All The Forgiveness is a stunning debut novel by author Elizabeth Hardinger. This story follows Bertie, a young girl born in Appalachia in early 1900's, through the trials of growing up poor and with minimal education, the trauma of losing siblings and parents, alcoholism and it's effects on the family. Thrust into an impossible position of responsibility at a terribly young age, Bertie makes decisions that leave her haunted with guilt for years to come.  As the years pass, learning to trust in the strong woman she had become, forgiving herself for things that were never in her control, and believeing herself worthy of love and happiness may be the hardest challenge of all. This is one of those stories that although I know is just fiction, touched me deeply. Imagining a child faced with the responsibilities and sorrows most adults would find difficult at best, I couldn't help but feel for and root for Bertie. I enjoyed everything about this book. It is written in the speech patterns appropriate for the times, locations, and educational levels of the characters. It took a page or two to get used to, but soon became charming in its own simple way. The characters are diverse and believable, the movement through time flowed seamlessly. I appreciated that there was no one major climactic event in this story, rather a slow build of events that brings relief with a final realization and satisfying conclusion. This book is listed as historical fiction. My typical expectation of HF is a fictional story woven around a person, place, or event of historical significance. I'm not sure this meets that description, maybe more accurate to be classified as Fiction. Regardless, it's a lovely story I highly recommend. I look forward to reading more from this author

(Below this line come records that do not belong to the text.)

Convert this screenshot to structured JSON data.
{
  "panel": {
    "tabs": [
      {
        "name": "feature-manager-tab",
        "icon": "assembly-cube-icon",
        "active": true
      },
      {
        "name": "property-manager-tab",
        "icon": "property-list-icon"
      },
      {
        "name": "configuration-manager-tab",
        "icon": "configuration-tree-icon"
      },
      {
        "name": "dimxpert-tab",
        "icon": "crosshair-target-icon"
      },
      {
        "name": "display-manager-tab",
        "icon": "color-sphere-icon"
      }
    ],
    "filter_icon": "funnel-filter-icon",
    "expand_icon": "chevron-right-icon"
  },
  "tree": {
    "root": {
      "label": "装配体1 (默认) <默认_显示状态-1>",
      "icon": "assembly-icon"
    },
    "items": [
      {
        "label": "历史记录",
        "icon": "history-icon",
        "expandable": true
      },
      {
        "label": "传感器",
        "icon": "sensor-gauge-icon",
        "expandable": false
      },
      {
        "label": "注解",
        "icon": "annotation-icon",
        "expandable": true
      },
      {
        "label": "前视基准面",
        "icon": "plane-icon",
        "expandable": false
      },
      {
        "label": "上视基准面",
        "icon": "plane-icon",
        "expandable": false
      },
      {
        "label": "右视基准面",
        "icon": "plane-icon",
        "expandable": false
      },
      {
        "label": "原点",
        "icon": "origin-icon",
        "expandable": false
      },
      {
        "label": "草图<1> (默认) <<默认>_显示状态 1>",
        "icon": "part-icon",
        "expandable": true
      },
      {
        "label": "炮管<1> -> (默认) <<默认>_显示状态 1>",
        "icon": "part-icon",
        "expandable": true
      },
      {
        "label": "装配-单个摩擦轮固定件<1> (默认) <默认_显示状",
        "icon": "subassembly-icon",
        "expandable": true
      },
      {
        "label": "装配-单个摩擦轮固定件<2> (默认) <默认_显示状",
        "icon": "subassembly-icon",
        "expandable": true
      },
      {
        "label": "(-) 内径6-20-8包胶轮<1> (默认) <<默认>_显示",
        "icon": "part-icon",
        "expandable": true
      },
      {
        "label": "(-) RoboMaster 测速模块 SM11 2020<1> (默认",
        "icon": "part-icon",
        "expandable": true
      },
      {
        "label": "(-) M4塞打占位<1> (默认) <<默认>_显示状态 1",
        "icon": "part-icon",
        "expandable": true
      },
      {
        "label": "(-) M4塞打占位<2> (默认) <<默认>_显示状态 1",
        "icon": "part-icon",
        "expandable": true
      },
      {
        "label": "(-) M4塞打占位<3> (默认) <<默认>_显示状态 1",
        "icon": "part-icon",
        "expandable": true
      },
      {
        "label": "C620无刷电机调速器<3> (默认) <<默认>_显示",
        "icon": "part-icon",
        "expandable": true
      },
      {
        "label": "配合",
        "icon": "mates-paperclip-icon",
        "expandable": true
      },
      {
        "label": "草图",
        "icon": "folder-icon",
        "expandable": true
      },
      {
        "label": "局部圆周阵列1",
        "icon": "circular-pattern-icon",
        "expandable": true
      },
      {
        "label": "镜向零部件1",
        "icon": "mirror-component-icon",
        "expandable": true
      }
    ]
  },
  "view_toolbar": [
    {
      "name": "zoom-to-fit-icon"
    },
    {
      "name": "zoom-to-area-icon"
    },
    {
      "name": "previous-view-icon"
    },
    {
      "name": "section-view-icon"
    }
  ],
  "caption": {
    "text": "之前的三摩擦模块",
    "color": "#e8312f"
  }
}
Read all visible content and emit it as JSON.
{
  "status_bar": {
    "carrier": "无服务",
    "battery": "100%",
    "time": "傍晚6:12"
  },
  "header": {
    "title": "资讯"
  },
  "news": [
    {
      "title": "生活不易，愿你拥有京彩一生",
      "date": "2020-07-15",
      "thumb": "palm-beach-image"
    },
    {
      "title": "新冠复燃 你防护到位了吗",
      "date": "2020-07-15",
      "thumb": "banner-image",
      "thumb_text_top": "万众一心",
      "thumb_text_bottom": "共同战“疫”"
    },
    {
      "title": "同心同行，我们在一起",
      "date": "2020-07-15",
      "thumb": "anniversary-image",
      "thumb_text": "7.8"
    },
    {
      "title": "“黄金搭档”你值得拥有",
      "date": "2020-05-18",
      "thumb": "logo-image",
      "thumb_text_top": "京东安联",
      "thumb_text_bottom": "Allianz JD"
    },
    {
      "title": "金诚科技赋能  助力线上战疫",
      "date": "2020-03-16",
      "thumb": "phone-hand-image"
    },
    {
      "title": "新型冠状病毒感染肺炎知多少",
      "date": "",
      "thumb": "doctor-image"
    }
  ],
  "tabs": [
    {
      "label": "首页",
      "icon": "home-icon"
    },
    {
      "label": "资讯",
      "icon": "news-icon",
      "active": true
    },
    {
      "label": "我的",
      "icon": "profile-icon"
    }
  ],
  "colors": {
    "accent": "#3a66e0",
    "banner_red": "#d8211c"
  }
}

TJReads 7 months ago
What a gem of a story, this is a beautifully written book! This will go down as one of the best books I’ve read this year, it has all you can ask for, love, loss, heartache, hope, faith and a great storyline. I laughed, cried, and felt so many emotions, you will also fall in love with Bertie, Sam, Opal and all the others. I had a hard time putting this one down once I got started. The writing is superb, the research is excellent, the character development is well done, and what a great story of country life in the early 1900’s. I so enjoyed this from start to finish. Bertie’s life was filled with strife, hard work and so many challenges, but she went against all odds and made the best of it. I loved the way the story was told by her, and the descriptions of the countryside, the tarpaper houses, learning to drive, traveling in the wagon, all of it was done with poetic prose. Bertie had no idea how truly special she was. What a great story!!! This one comes in with a high 5*****s. I thank Kensington Books and Net Galley for allowing me the opportunity of reading this book for my honest review
Anonymous 6 months ago
A good read about a woman and her family, their hardscrabble life and love.